Malka Leifer (YouTube screenshot)

Leifer abruptly left the school in the middle of the year around the time the allegations against her came to light.

The sisters testified over two weeks behind closed doors, with the public and media excluded, in accordance with rules governing sexual assault trials in Victoria.

Other witnesses included those to whom the sisters disclosed their allegations.

The middle sister first spoke to social worker Chana Rabinowitz in Israel in early 2008. Rabinowitz said she asked the sister who hurt her and the young woman replied “It was Mrs. Leifer.”

Psychologist Vicki Gordon testified that she heard the younger sister claim abuse by Leifer. Gordon told the court the sister claimed Leifer explained the abuse was an attempt to overcome a lack of warmth and affection in the girls’ family life.

Leifer’s lawyer, Ian Hill, told the jury that the sisters admired Leifer and wrote letters from their school years thanking them for being supportive. Hill said the middle sister’s story has been changed several times since the allegations were made in 2008.

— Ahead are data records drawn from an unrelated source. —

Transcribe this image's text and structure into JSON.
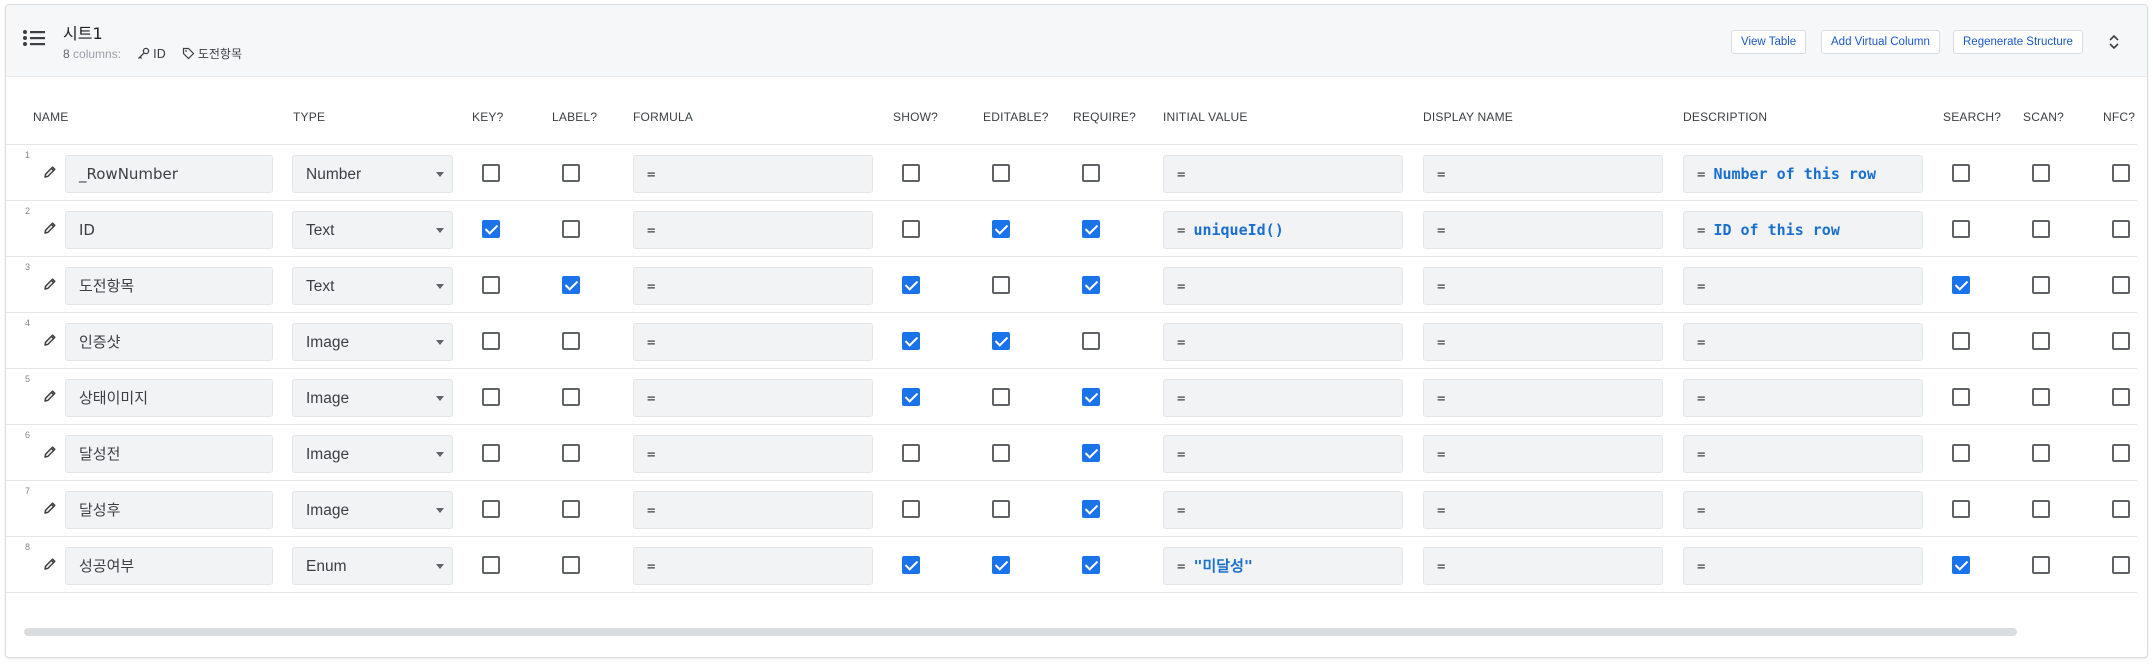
{
  "sheet": {
    "title": "시트1",
    "columns_count": "8",
    "columns_suffix": "columns:",
    "key_tag": "ID",
    "label_tag": "도전항목"
  },
  "buttons": {
    "view_table": "View Table",
    "add_virtual_column": "Add Virtual Column",
    "regenerate_structure": "Regenerate Structure"
  },
  "headers": {
    "name": "NAME",
    "type": "TYPE",
    "key": "KEY?",
    "label": "LABEL?",
    "formula": "FORMULA",
    "show": "SHOW?",
    "editable": "EDITABLE?",
    "require": "REQUIRE?",
    "initial_value": "INITIAL VALUE",
    "display_name": "DISPLAY NAME",
    "description": "DESCRIPTION",
    "search": "SEARCH?",
    "scan": "SCAN?",
    "nfc": "NFC?"
  },
  "rows": [
    {
      "num": "1",
      "name": "_RowNumber",
      "type": "Number",
      "key": false,
      "label": false,
      "formula": "=",
      "show": false,
      "editable": false,
      "require": false,
      "initial_eq": "=",
      "initial_expr": "",
      "display": "=",
      "desc_eq": "=",
      "desc_expr": "Number of this row",
      "search": false,
      "scan": false,
      "nfc": false
    },
    {
      "num": "2",
      "name": "ID",
      "type": "Text",
      "key": true,
      "label": false,
      "formula": "=",
      "show": false,
      "editable": true,
      "require": true,
      "initial_eq": "=",
      "initial_expr": "uniqueId()",
      "display": "=",
      "desc_eq": "=",
      "desc_expr": "ID of this row",
      "search": false,
      "scan": false,
      "nfc": false
    },
    {
      "num": "3",
      "name": "도전항목",
      "type": "Text",
      "key": false,
      "label": true,
      "formula": "=",
      "show": true,
      "editable": false,
      "require": true,
      "initial_eq": "=",
      "initial_expr": "",
      "display": "=",
      "desc_eq": "=",
      "desc_expr": "",
      "search": true,
      "scan": false,
      "nfc": false
    },
    {
      "num": "4",
      "name": "인증샷",
      "type": "Image",
      "key": false,
      "label": false,
      "formula": "=",
      "show": true,
      "editable": true,
      "require": false,
      "initial_eq": "=",
      "initial_expr": "",
      "display": "=",
      "desc_eq": "=",
      "desc_expr": "",
      "search": false,
      "scan": false,
      "nfc": false
    },
    {
      "num": "5",
      "name": "상태이미지",
      "type": "Image",
      "key": false,
      "label": false,
      "formula": "=",
      "show": true,
      "editable": false,
      "require": true,
      "initial_eq": "=",
      "initial_expr": "",
      "display": "=",
      "desc_eq": "=",
      "desc_expr": "",
      "search": false,
      "scan": false,
      "nfc": false
    },
    {
      "num": "6",
      "name": "달성전",
      "type": "Image",
      "key": false,
      "label": false,
      "formula": "=",
      "show": false,
      "editable": false,
      "require": true,
      "initial_eq": "=",
      "initial_expr": "",
      "display": "=",
      "desc_eq": "=",
      "desc_expr": "",
      "search": false,
      "scan": false,
      "nfc": false
    },
    {
      "num": "7",
      "name": "달성후",
      "type": "Image",
      "key": false,
      "label": false,
      "formula": "=",
      "show": false,
      "editable": false,
      "require": true,
      "initial_eq": "=",
      "initial_expr": "",
      "display": "=",
      "desc_eq": "=",
      "desc_expr": "",
      "search": false,
      "scan": false,
      "nfc": false
    },
    {
      "num": "8",
      "name": "성공여부",
      "type": "Enum",
      "key": false,
      "label": false,
      "formula": "=",
      "show": true,
      "editable": true,
      "require": true,
      "initial_eq": "=",
      "initial_expr": "\"미달성\"",
      "display": "=",
      "desc_eq": "=",
      "desc_expr": "",
      "search": true,
      "scan": false,
      "nfc": false
    }
  ],
  "colors": {
    "accent": "#1a73e8",
    "link": "#1a57c7",
    "expr": "#1a6fd1"
  }
}
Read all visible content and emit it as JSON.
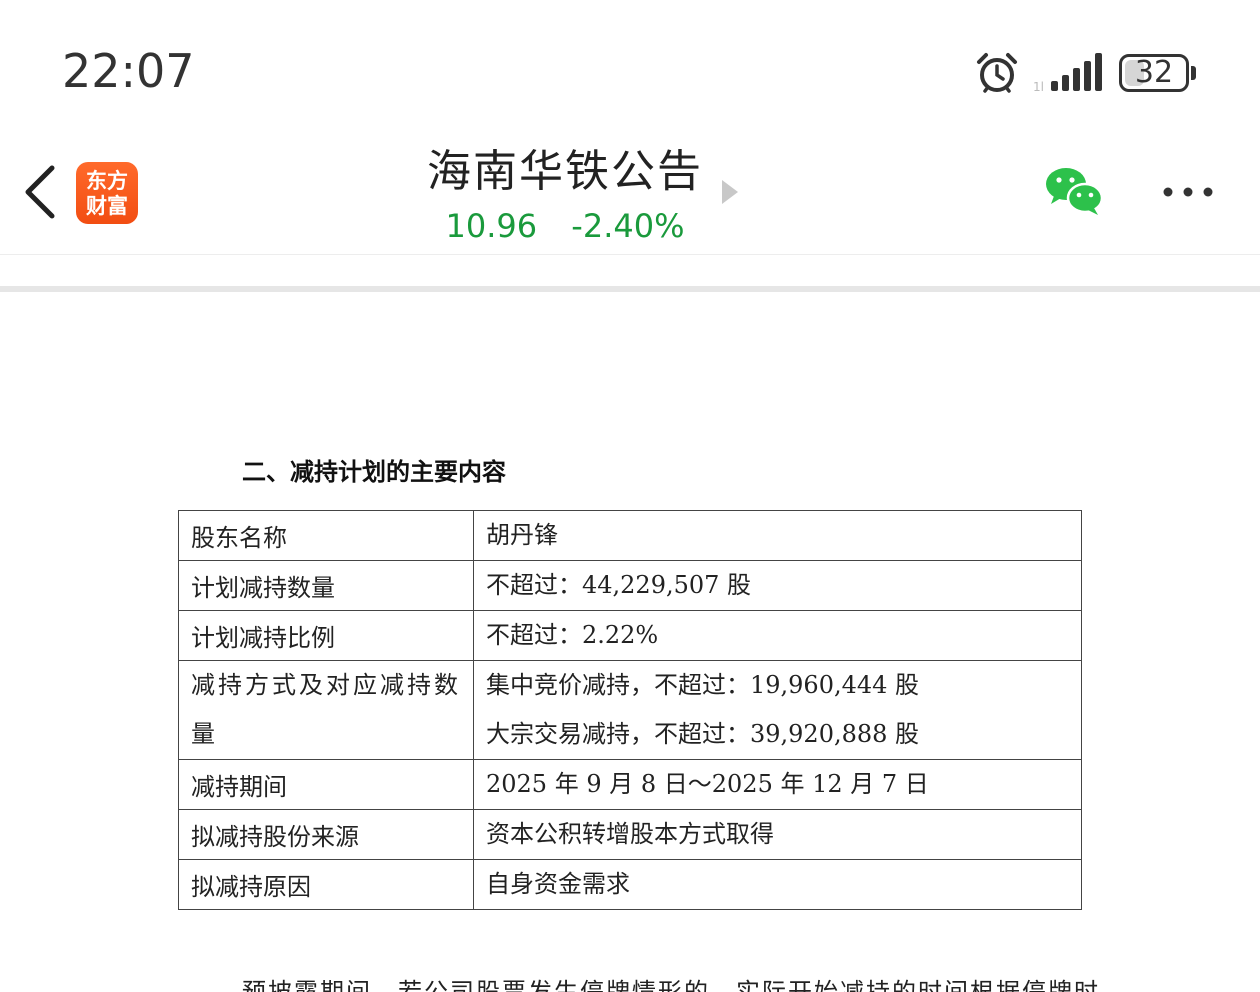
{
  "status_bar": {
    "time": "22:07",
    "battery_level": "32",
    "battery_fraction": 0.32,
    "icons": [
      "alarm-icon",
      "signal-icon",
      "battery-icon"
    ]
  },
  "nav": {
    "logo_line1": "东方",
    "logo_line2": "财富",
    "stock_name": "海南华铁公告",
    "price": "10.96",
    "change": "-2.40%",
    "price_color": "#1a9a3c",
    "logo_color": "#f24d12",
    "wechat_color": "#2dc14b"
  },
  "doc": {
    "section_title": "二、减持计划的主要内容",
    "table": {
      "rows": [
        {
          "key": "股东名称",
          "values": [
            "胡丹锋"
          ]
        },
        {
          "key": "计划减持数量",
          "values": [
            "不超过：44,229,507 股"
          ]
        },
        {
          "key": "计划减持比例",
          "values": [
            "不超过：2.22%"
          ]
        },
        {
          "key": "减持方式及对应减持数量",
          "values": [
            "集中竞价减持，不超过：19,960,444 股",
            "大宗交易减持，不超过：39,920,888 股"
          ]
        },
        {
          "key": "减持期间",
          "values": [
            "2025 年 9 月 8 日～2025 年 12 月 7 日"
          ]
        },
        {
          "key": "拟减持股份来源",
          "values": [
            "资本公积转增股本方式取得"
          ]
        },
        {
          "key": "拟减持原因",
          "values": [
            "自身资金需求"
          ]
        }
      ]
    },
    "bottom_text": "预披露期间，若公司股票发生停牌情形的，实际开始减持的时间根据停牌时"
  }
}
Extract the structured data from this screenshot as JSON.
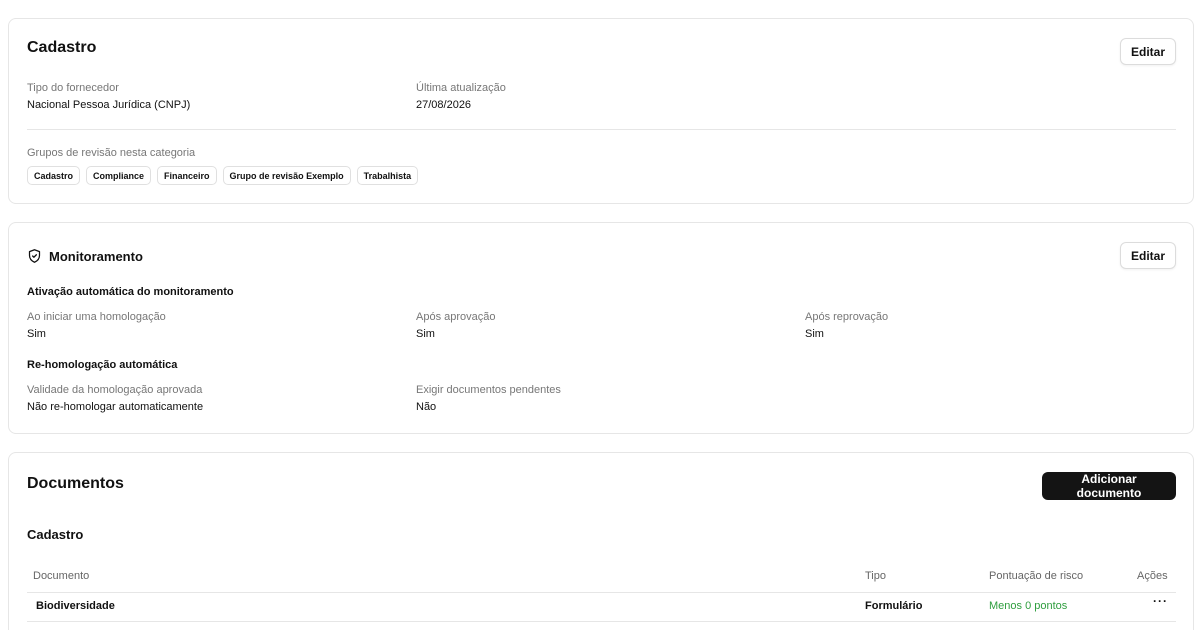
{
  "cadastro_card": {
    "title": "Cadastro",
    "edit_label": "Editar",
    "fields": [
      {
        "label": "Tipo do fornecedor",
        "value": "Nacional Pessoa Jurídica (CNPJ)"
      },
      {
        "label": "Última atualização",
        "value": "27/08/2026"
      }
    ],
    "groups_label": "Grupos de revisão nesta categoria",
    "groups": [
      "Cadastro",
      "Compliance",
      "Financeiro",
      "Grupo de revisão Exemplo",
      "Trabalhista"
    ]
  },
  "monitoring_card": {
    "title": "Monitoramento",
    "icon": "shield-icon",
    "edit_label": "Editar",
    "auto_activation_title": "Ativação automática do monitoramento",
    "auto_activation_fields": [
      {
        "label": "Ao iniciar uma homologação",
        "value": "Sim"
      },
      {
        "label": "Após aprovação",
        "value": "Sim"
      },
      {
        "label": "Após reprovação",
        "value": "Sim"
      }
    ],
    "rehomologation_title": "Re-homologação automática",
    "rehomologation_fields": [
      {
        "label": "Validade da homologação aprovada",
        "value": "Não re-homologar automaticamente"
      },
      {
        "label": "Exigir documentos pendentes",
        "value": "Não"
      }
    ]
  },
  "documents_card": {
    "title": "Documentos",
    "add_label": "Adicionar documento",
    "section_title": "Cadastro",
    "columns": [
      "Documento",
      "Tipo",
      "Pontuação de risco",
      "Ações"
    ],
    "rows": [
      {
        "document": "Biodiversidade",
        "type": "Formulário",
        "risk": "Menos 0 pontos",
        "actions_icon": "more-horizontal-icon"
      }
    ]
  },
  "colors": {
    "risk_text": "#2e9e3e",
    "primary_button": "#141414",
    "border": "#e6e6e6"
  }
}
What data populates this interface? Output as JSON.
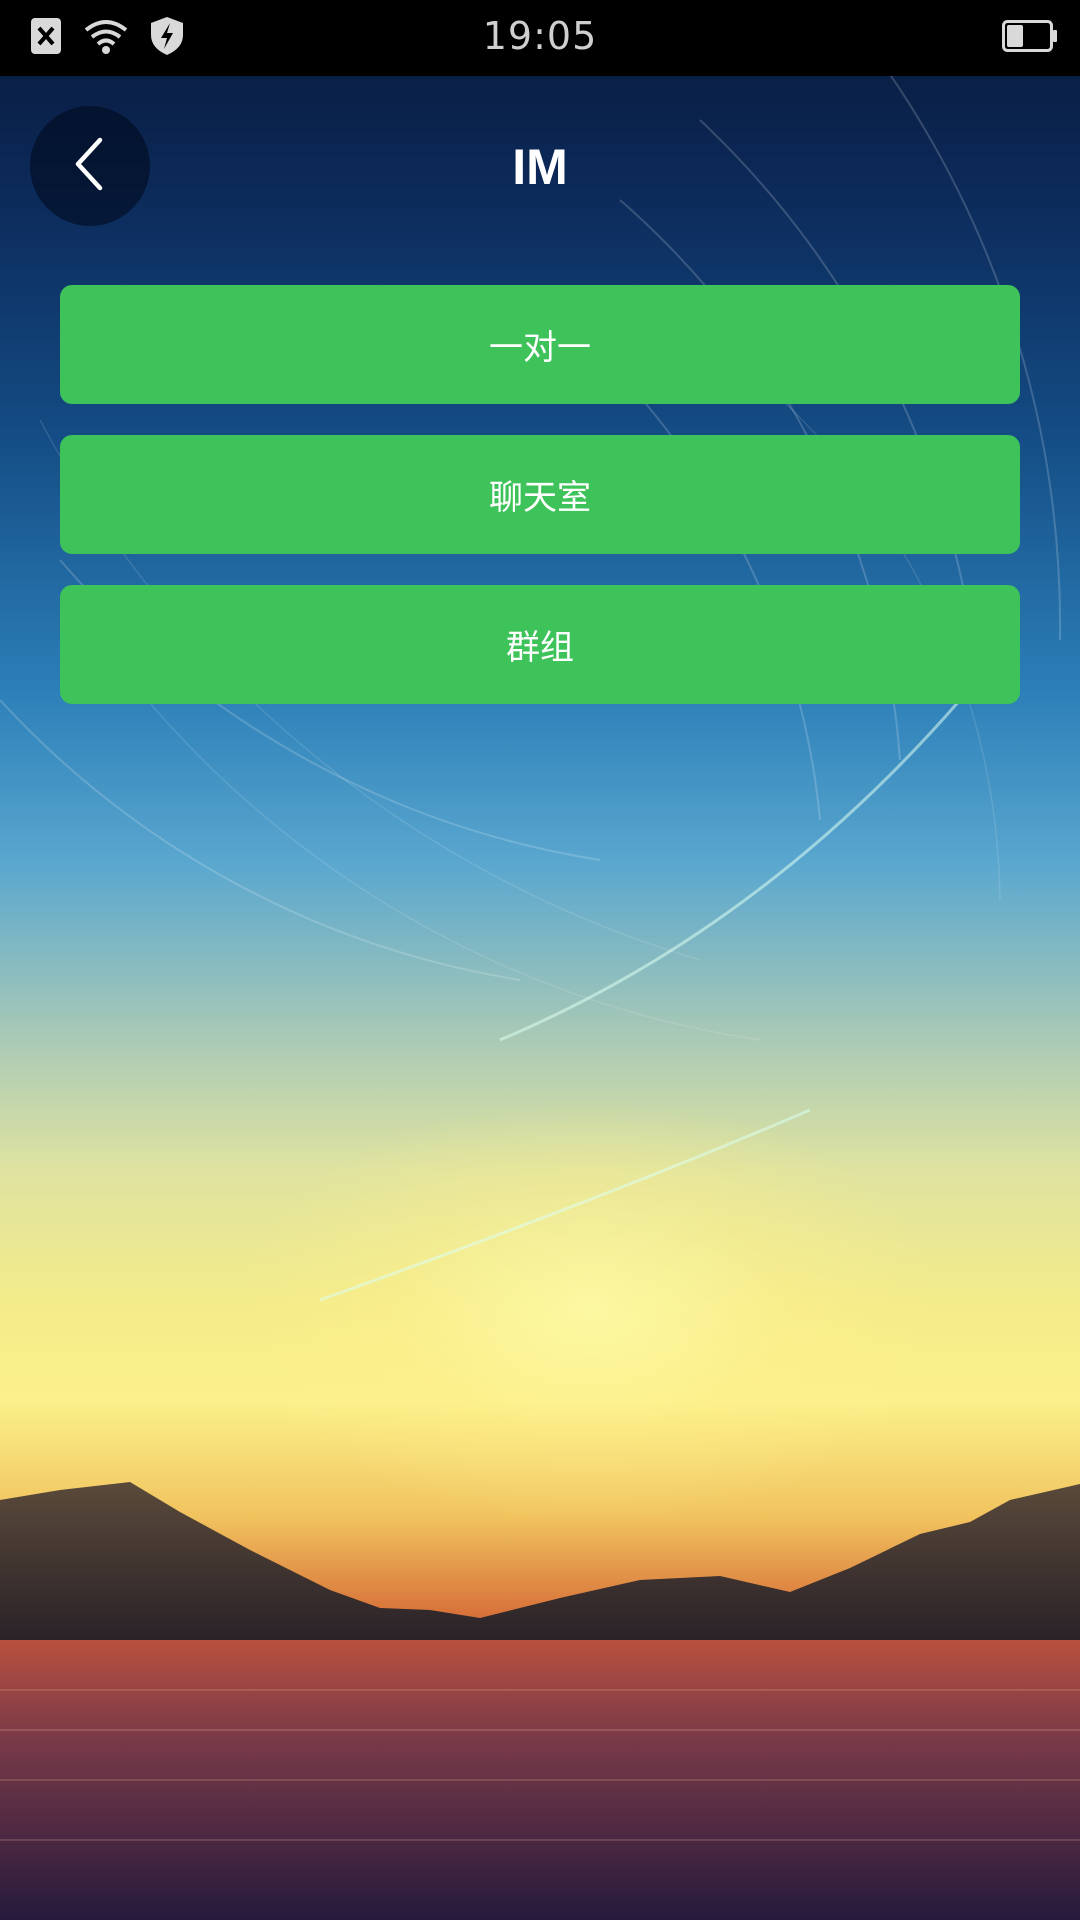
{
  "status_bar": {
    "time": "19:05",
    "icons": [
      "sim-blocked-icon",
      "wifi-icon",
      "shield-bolt-icon",
      "battery-icon"
    ],
    "battery_level": 0.4
  },
  "header": {
    "title": "IM",
    "back_icon": "chevron-left-icon"
  },
  "menu": {
    "items": [
      {
        "label": "一对一"
      },
      {
        "label": "聊天室"
      },
      {
        "label": "群组"
      }
    ]
  },
  "colors": {
    "button": "#3ec35a",
    "status_bar": "#000000",
    "title_text": "#ffffff"
  }
}
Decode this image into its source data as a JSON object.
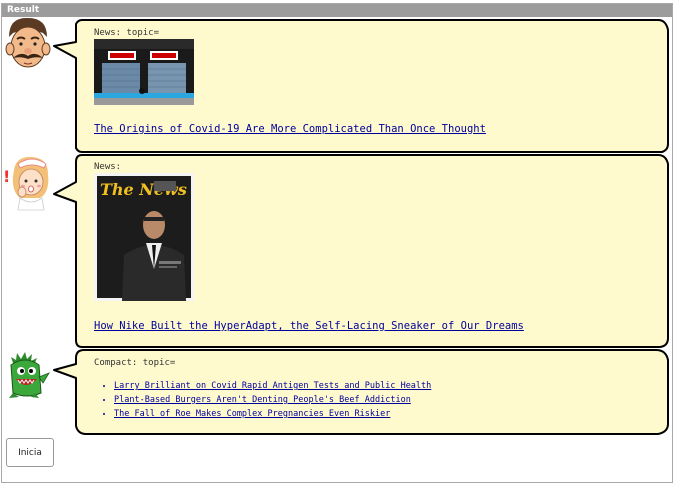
{
  "window": {
    "title": "Result"
  },
  "messages": [
    {
      "avatar": "man-mustache-icon",
      "label": "News: topic=",
      "image": "storefront-photo",
      "headline": "The Origins of Covid-19 Are More Complicated Than Once Thought"
    },
    {
      "avatar": "nurse-girl-icon",
      "label": "News:",
      "image": "magazine-cover",
      "cover_title": "The News",
      "headline": "How Nike Built the HyperAdapt, the Self-Lacing Sneaker of Our Dreams"
    },
    {
      "avatar": "green-monster-icon",
      "label": "Compact: topic=",
      "items": [
        "Larry Brilliant on Covid Rapid Antigen Tests and Public Health",
        "Plant-Based Burgers Aren't Denting People's Beef Addiction",
        "The Fall of Roe Makes Complex Pregnancies Even Riskier"
      ]
    }
  ],
  "actions": {
    "init_label": "Inicia"
  },
  "colors": {
    "bubble_fill": "#fffacd",
    "bubble_stroke": "#000000",
    "link": "#00009c",
    "title_bar": "#9c9c9c"
  }
}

Adass Israel ultra-Orthodox girls’ school principal Malka Leifer (left) with her students, including Nicole Meyer (center) in 2003. (Courtesy)

“Truth and credibility have been lost in false accounts,” Hill said. “Perhaps even sometimes hardened into false imaginations and false memories of false realities.”

He criticized the younger sister for changing the location of the alleged incidents from the girls’ hometown of Melbourne to Israel.

“It’s the wrong memory combined with the details that shows you how dangerous witnesses can be in telling you a story,” Hill said.

Hill denied that any sexual activity had taken place but claimed that the sisters were old enough to legally consent to such acts which were involved in most of the charges.

A general view shows the County Court (T) in Melbourne on February 8, 2023, where Malka Leifer, a former principal of an ultra-Orthodox Jewish school in Melbourne, went on trial on charges that she sexually assaulted three female students. (William WEST/AFP)

The defense attorney said one of the sisters told Gordon she “believed she lost her virginity” to a man while at school.

Hill also said Leifer told a fellow teacher in 2008 that she “did nothing wrong.”

Leifer did not testify.

She originally faced 29 charges. But two indecency charges relating to school play exercises were dropped during the trial because the incidents allegedly took place before the relevant law came into force in 2006.

Judge Mark Gamble has imposed a gag order restricting media reporting on certain aspects of the case. The details of these restrictions cannot be reported.

You are a devoted reader

That’s why we started the Times of Israel ten years ago – to provide discerning readers like you with must-read coverage of Israel and Jewish life.

So now we have a request. Unlike other news outlets, we have not put up a pay wall. But since the journalism we do is expensive, we invite readers for whom The Times of Israel has become important to help our work by joining. The Times of Israel Community.

For as little as $6 a month you can support our quality journalism while enjoying The Times of Israel AD-FREEas well as access exclusive content available to Times of Israel Community members only.

Thank you,
David Horovitz, Founding Editor of The Times of Israel

Join our Community Join our Community Already a member? Sign in to stop seeing this

Leave A Reply